ESPN has already announced its TV coverage plans for World Cup 2014, and has shared details regarding how the operation will be set up, but one of the most pressing decisions the network still has to make is who will be the main commentator for the 2014 World Cup Final.
Martin Tyler is under contract with ESPN through the 2014 World Cup Final, but so too is equally accomplished commentator Ian Darke. Both gentlemen were at the top of their game for the 2010 FIFA World Cup, but it was Darke who became a cult hero in the United States after his infamous commentary of Landon Donovan scoring in the last minute against Algeria to earn a place in the Round of 16 against Ghana.
The question for ESPN is to decide who will commentate the 2014 World Cup Final.
In terms of commentating styles, Tyler and Darke are polar opposites.

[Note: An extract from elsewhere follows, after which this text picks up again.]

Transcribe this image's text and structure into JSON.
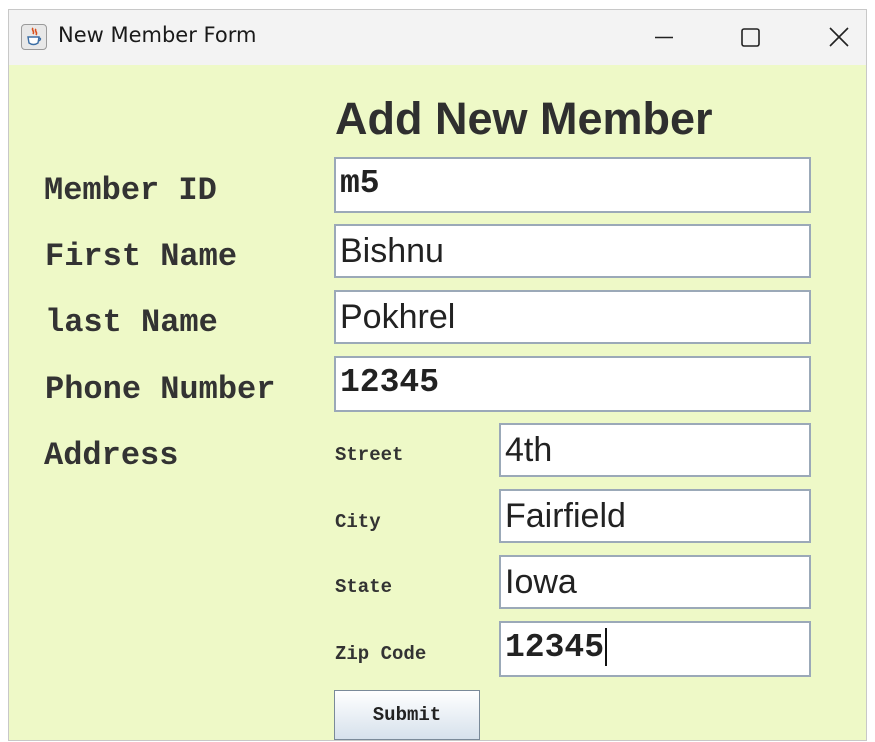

Darke is a commentator who is very American in his method. He likes to talk a lot. He’s charming to listen to. He exudes confidence. And his most powerful card up his sleeve is his ability to create and maintain excitement.
Tyler, meanwhile, is a typical English gentlemen, choosing his words wisely, never having a harsh word or critical opinion, but always delivering a meaningful and informative commentary. Tyler prefers to build layers in his commentary, slowly increasing his tempo to the ultimate climax of a goal being scored.
ESPN is spoiled by having two of the best English-speaking commentators in the game. Both have their faults — Darke likes to fill quiet spells in games with transfer gossip and relies too heavily on what teams footballers play for in the Premier League even when the game has nothing to do with England’s top flight. Tyler, on the other hand, can be too passive and can lull a viewer into getting drowsy, at times, if the match is uneventful.
ESPN has a difficult decision to make. My personal opinion is that I favor Martin Tyler. To me, he’s the poet laureate of English-speaking soccer commentary. He’s one of the greatest commentators the sport has ever had. I consider his commentaries as art. He takes the game to a higher level, and the World Cup is the ultimate venue for his work of art to be on display to millions.
The difference between Darke and Tyler is old school football versus modern football. Tyler is admired by purists, and has worked hard at staying at the top of his game. Darke is more appealing to mainstream sports fans in America who can relate better to him with his style and bravado. As a result, I would think he’s more appealing to advertisers, who may expect ESPN to generate higher ratings because of the “Ian Darke Effect,” especially those who still remember his commentary from World Cup 2010.